– No event is ever completely emission-free, as a truly carbon-wise event would be one that did not take place at all. But we need events because they provide us with a sense of community, experiences and emotions. They are also an effective way to promote sustainability and environmental responsibility. So the main message of the handbook and the project is that in order to enjoy all this in the future, we need to learn how to organise events in a more climate-friendly way, Ms Helminen sums up.
Instead of claiming to be carbon-neutral, the approach chosen in Jukola was carbon-wisdom. Mass events have enormous potential to highlight new solutions to the viewers, participants and companies. The goal was to build a model that anyone can use to organise a more carbon-wise event.
Emissions caused by traffic the biggest challenge
Constructing a carbon-wise event starts with planning and breaking the event up into pieces. This includes calculating the amounts of environmental burden the event causes on an individual level, identifying the sources creating the event’s emissions and pinpointing the sources that cause the largest volumes of emissions. At events like Porvoo Jukola, most of the emissions usually arise from logistics and mobility.
Emissions caused by traffic, e.g. people traveling to the event, are usually the biggest challenge at events. This is good to keep in mind already when planning an event. Emissions associated with logistics and mobility start with the building of the event venue and end with its disassembly, and apply to all stakeholder groups: participants, viewers, volunteers, business partners, and media present at the scene. The organiser of the event can choose to partner with businesses that use low-carbon solutions and take carbon-wisdom into consideration.
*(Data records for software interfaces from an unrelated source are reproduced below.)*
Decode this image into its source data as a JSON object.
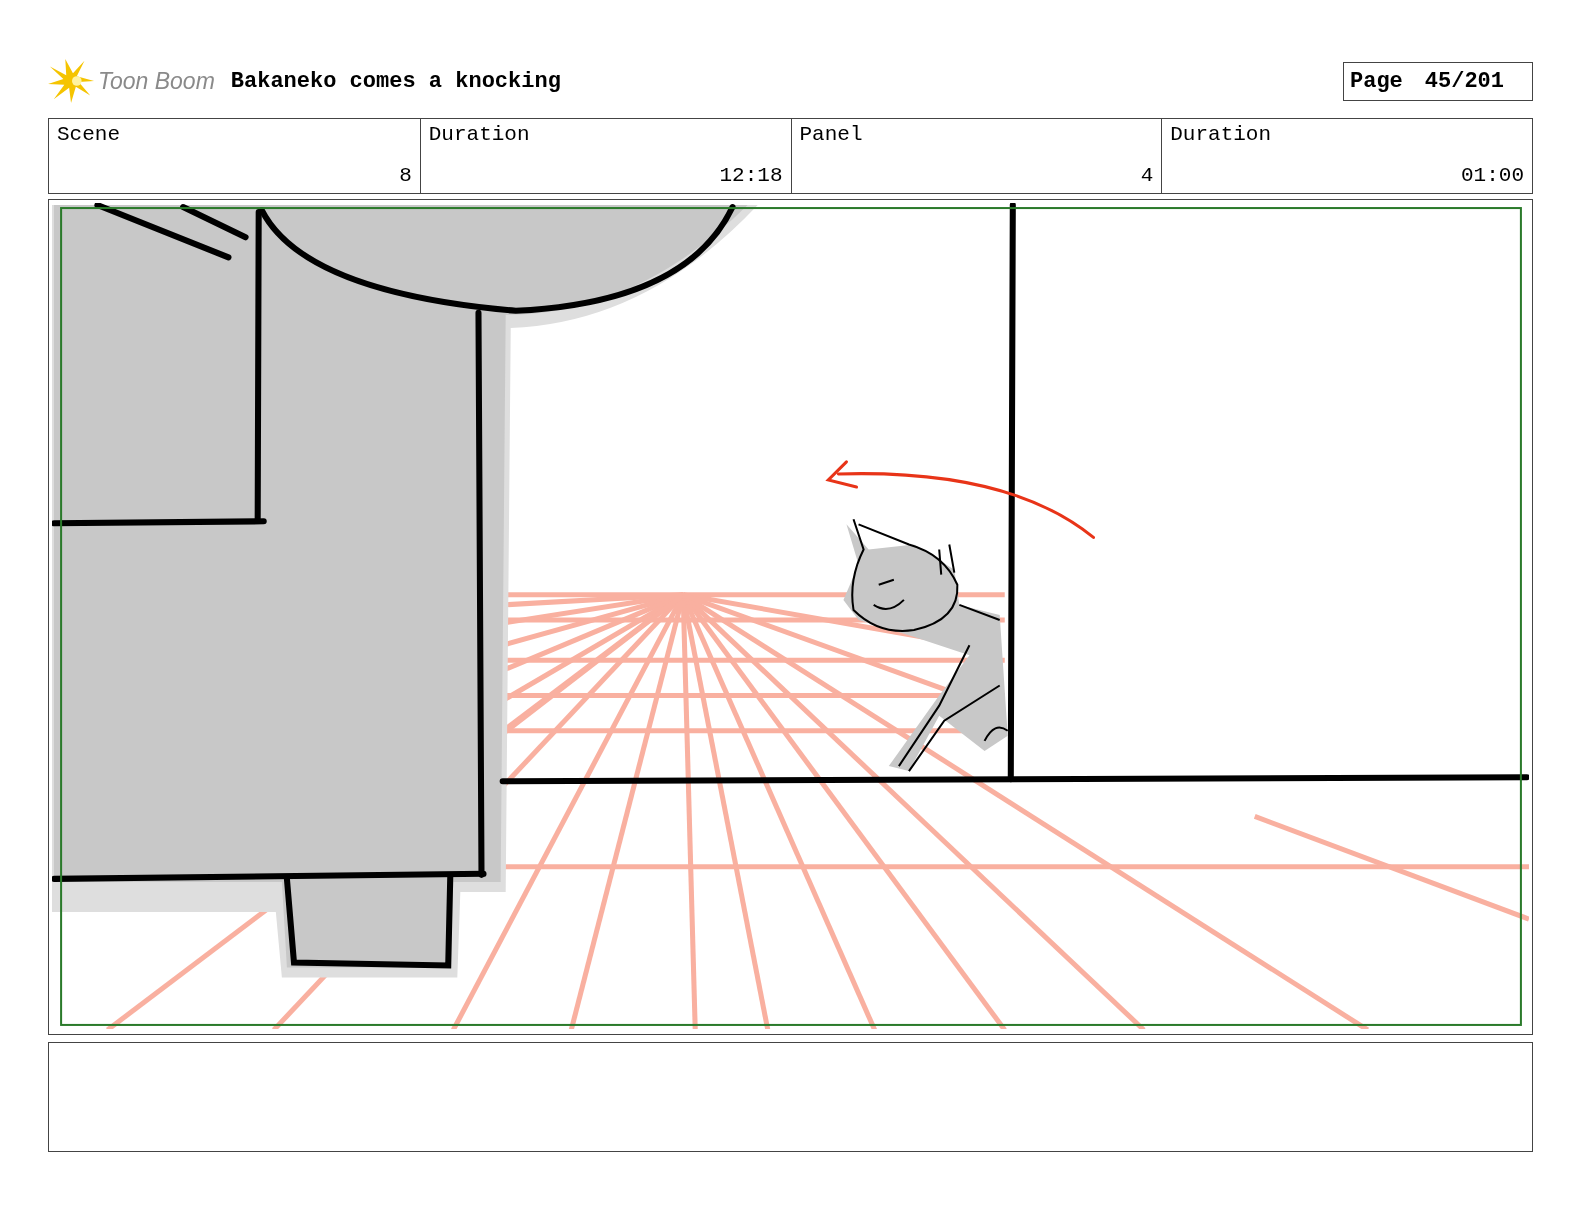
{
  "header": {
    "brand": "Toon Boom",
    "title": "Bakaneko comes a knocking",
    "page_label": "Page",
    "page_number": "45/201"
  },
  "info_table": {
    "columns": [
      "Scene",
      "Duration",
      "Panel",
      "Duration"
    ],
    "values": [
      "8",
      "12:18",
      "4",
      "01:00"
    ]
  }
}
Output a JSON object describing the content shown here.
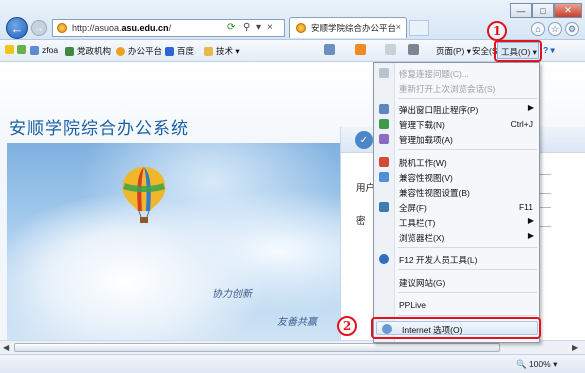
{
  "browser": {
    "address_url": "http://asuoa.",
    "address_host": "asu.edu.cn",
    "address_tail": "/",
    "tab_title": "安顺学院综合办公平台"
  },
  "favorites": [
    {
      "label": "zfoa",
      "icon": "zfoa-icon"
    },
    {
      "label": "党政机构",
      "icon": "party-icon"
    },
    {
      "label": "办公平台",
      "icon": "office-icon"
    },
    {
      "label": "百度",
      "icon": "baidu-icon"
    },
    {
      "label": "技术 ▾",
      "icon": "tech-folder-icon"
    }
  ],
  "command_bar": {
    "page": "页面(P) ▾",
    "safety": "安全(S) ▾",
    "tools": "工具(O) ▾",
    "help": "? ▾"
  },
  "page": {
    "system_title": "安顺学院综合办公系统",
    "slogan_1": "协力创新",
    "slogan_2": "友善共赢",
    "username_label": "用户",
    "password_label": "密"
  },
  "tools_menu": [
    {
      "label": "修复连接问题(C)...",
      "disabled": true,
      "icon": "repair-icon"
    },
    {
      "label": "重新打开上次浏览会话(S)",
      "disabled": true
    },
    {
      "sep": true
    },
    {
      "label": "弹出窗口阻止程序(P)",
      "submenu": true,
      "icon": "popup-blocker-icon"
    },
    {
      "label": "管理下载(N)",
      "shortcut": "Ctrl+J",
      "icon": "downloads-icon"
    },
    {
      "label": "管理加载项(A)",
      "icon": "addons-icon"
    },
    {
      "sep": true
    },
    {
      "label": "脱机工作(W)",
      "icon": "offline-icon"
    },
    {
      "label": "兼容性视图(V)",
      "icon": "compat-view-icon"
    },
    {
      "label": "兼容性视图设置(B)"
    },
    {
      "label": "全屏(F)",
      "shortcut": "F11",
      "icon": "fullscreen-icon"
    },
    {
      "label": "工具栏(T)",
      "submenu": true
    },
    {
      "label": "浏览器栏(X)",
      "submenu": true
    },
    {
      "sep": true
    },
    {
      "label": "F12 开发人员工具(L)",
      "icon": "devtools-icon"
    },
    {
      "sep": true
    },
    {
      "label": "建议网站(G)"
    },
    {
      "sep": true
    },
    {
      "label": "PPLive"
    },
    {
      "sep": true
    },
    {
      "label": "Internet 选项(O)",
      "icon": "internet-options-icon",
      "highlighted": true
    }
  ],
  "annotations": {
    "step1": "1",
    "step2": "2"
  },
  "status": {
    "zoom": "100%"
  },
  "colors": {
    "accent": "#1b5fa5",
    "annotation_red": "#e0141e"
  }
}
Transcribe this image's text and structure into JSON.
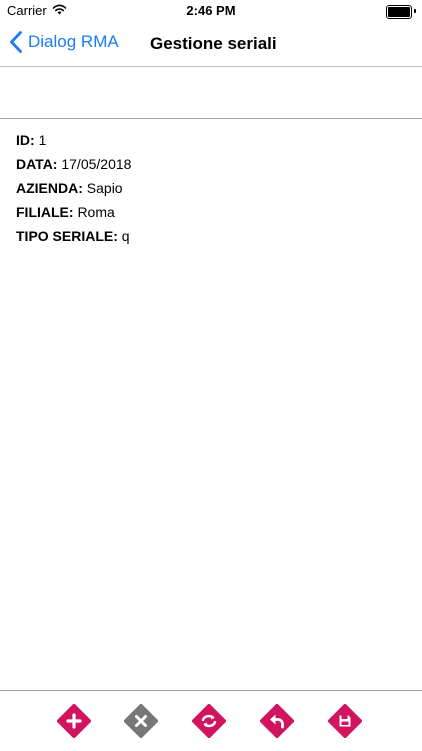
{
  "status_bar": {
    "carrier": "Carrier",
    "time": "2:46 PM"
  },
  "nav": {
    "back_label": "Dialog RMA",
    "title": "Gestione seriali"
  },
  "details": [
    {
      "key": "ID:",
      "value": "1"
    },
    {
      "key": "DATA:",
      "value": "17/05/2018"
    },
    {
      "key": "AZIENDA:",
      "value": "Sapio"
    },
    {
      "key": "FILIALE:",
      "value": "Roma"
    },
    {
      "key": "TIPO SERIALE:",
      "value": "q"
    }
  ],
  "toolbar": {
    "buttons": [
      "plus-icon",
      "close-icon",
      "refresh-icon",
      "undo-icon",
      "save-icon"
    ],
    "colors": {
      "accent": "#d0145f",
      "disabled": "#777777"
    }
  }
}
Organising Jukola in Porvoo was challenging, because the competition centre was built in the middle of a forest at a site with little pre-existing infrastructure. The organisers needed to figure out how to transport 40 000 people from downtown Porvoo to the competition centre in a carbon-wise manner. In Jukola, this was solved by using electric buses, that offered transportation to approximately 10 000 people.
Smarter choices lead to smaller emissions – and can actually save money
After logistics and traffic, the next largest sources of emissions at events are often energy use, building materials and acquisitions such as advertising materials. The carbon-emissions of energy use can be tackled by using zero-carbon electricity from renewable sources. With acquisitions, it is worthwhile to consider borrowing or renting some of the materials. The food and drinks offered in the event as well as recycling are also important thigs to consider when trying to minimise the carbon emissions.
For event organisers, it may come as a surprise that many of these actions can actually save money. For example, borrowing or renting materials instead of buying everything can save money. Naturally, some of the low-carbon solutions may be more costly. For large and small events alike, partnerships and cooperation play a key role and can also be a way to save costs.
On the other hand, carbon-wisdom should not be seen just as a cost: it also holds significant marketing value. Today, responsibility in all sectors of life has become a must. Investing in sustainability and carbon-wisdom can in fact bring competitive advantage to events.
The Helsinki-Uusimaa Regional Council granted funding for the project from the European Regional and Development Fund.
Topi Haapanen, Project Manager
+358 40 708 2012
Below you can find the project materials (in Finnish only). English version of the handbook will be published in December.